- gestures and style—An “animated style” captures people’s attention. “Natural enthusiasm goes a long way. Remember to smile. Use gestures and pointing to support what you’re saying. … Podiums are the death of speakers. … Move your body, not your head. Pivot around the microphone. Come out from behind the podium, moving the microphone with you.” However, you should test this move in advance to avoid feedback. “The size of your gestures depends on the size of the room.” Marshall emphatically stated, “Laser pointers are more distracting than beneficial. Your PowerPoint® slides should focus attention.”
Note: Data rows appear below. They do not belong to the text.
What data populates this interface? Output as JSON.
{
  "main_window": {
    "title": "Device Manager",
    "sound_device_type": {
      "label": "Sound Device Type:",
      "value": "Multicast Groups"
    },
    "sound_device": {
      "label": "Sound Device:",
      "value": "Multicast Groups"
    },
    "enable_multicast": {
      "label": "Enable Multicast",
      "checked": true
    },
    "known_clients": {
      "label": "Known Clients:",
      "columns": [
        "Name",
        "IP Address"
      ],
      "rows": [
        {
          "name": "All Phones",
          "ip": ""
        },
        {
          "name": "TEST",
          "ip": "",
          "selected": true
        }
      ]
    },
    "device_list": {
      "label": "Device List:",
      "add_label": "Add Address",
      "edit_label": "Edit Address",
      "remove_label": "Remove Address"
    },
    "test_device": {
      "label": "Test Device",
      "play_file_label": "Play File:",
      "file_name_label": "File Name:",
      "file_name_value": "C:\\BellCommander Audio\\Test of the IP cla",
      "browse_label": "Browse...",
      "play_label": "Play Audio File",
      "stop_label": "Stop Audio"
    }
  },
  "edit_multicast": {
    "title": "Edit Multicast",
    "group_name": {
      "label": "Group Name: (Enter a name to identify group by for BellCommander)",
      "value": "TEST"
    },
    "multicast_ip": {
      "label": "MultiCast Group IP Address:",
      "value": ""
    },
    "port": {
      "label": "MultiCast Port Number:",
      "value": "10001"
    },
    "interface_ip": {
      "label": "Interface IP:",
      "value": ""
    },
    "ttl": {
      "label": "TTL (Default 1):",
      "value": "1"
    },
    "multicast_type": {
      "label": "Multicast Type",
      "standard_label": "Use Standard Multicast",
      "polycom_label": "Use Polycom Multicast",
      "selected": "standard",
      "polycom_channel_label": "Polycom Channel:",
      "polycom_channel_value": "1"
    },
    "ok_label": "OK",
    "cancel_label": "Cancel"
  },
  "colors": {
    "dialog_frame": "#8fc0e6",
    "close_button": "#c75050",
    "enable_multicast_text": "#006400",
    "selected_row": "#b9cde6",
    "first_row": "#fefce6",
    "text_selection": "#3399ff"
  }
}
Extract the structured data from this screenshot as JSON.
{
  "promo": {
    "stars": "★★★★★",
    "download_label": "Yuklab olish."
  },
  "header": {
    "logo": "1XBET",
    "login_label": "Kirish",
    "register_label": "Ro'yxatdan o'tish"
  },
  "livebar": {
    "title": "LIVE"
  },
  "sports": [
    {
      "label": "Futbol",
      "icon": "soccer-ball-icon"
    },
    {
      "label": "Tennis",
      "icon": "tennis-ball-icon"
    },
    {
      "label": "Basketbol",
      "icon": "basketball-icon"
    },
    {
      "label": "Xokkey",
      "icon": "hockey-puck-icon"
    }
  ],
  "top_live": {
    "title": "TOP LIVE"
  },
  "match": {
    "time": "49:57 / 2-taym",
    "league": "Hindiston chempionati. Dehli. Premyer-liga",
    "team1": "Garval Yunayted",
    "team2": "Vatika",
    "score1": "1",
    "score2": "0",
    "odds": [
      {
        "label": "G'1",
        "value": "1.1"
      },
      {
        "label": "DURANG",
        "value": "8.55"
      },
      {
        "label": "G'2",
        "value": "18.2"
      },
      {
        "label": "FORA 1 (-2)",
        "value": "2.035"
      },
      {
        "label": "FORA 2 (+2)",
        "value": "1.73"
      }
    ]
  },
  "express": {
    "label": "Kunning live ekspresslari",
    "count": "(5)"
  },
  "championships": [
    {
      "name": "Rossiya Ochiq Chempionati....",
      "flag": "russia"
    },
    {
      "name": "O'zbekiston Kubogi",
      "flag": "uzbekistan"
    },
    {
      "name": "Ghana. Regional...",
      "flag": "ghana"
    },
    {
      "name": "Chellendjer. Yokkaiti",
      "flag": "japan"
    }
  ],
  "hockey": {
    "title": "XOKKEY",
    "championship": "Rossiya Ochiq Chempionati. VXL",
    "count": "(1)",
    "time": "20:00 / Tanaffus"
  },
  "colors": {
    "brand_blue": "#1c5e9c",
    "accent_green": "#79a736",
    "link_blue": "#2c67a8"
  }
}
- tone of voice—“Talk conversationally, normally, but in a slightly heightened way.” They quoted Adler and Towne: “Tone, speed, pitch, number and length of pauses, volume, and disfluencies together do a great deal to reinforce or contradict the message our words convey.” Vocal variety is important. “Speed equals enthusiasm (120–160 words per minute).” Your voice should be neither too loud nor too soft. “Conclusions and important points are slower and louder. Remember to breathe. Eliminate the non-words. Pausing is an extremely important technique for gaining attention,” though you should use it sparingly.
Boehm-Davis and Marshall told us to “focus on verbal, not written communication.” According to Boehm-Davis and Marshall, the two key aspects of verbal communication are
- transitions—“Change slides in mid-sentence. Don’t look at a slide, then talk.” Instead, you should first introduce the next slide, then switch. It’s important to signal changes in topic, so your audience doesn’t miss transitions. Effective verbal and non-verbal transitions include “transitional words, a question, key-word repetition, physical movement, pausing, and introducing graphs or charts. … You can move to signal a new point of view.”
- choice of language—“Choose language for the ear, not for the eye.”
Boehm-Davis and Marshall recommended the use of
- “short sentences
- active voice
- first person
- fragments and contractions
- dialogue, not monologue
- concrete, colorful language
- repetition, for important points
- questions and phrases that refocus interest”
- the names or work of audience members, if possible
To better hold an audience’s attention during a presentation, Boehm-Davis and Marshall suggested that, at the beginning of a talk, we offer to send handouts later via email rather than providing handouts then.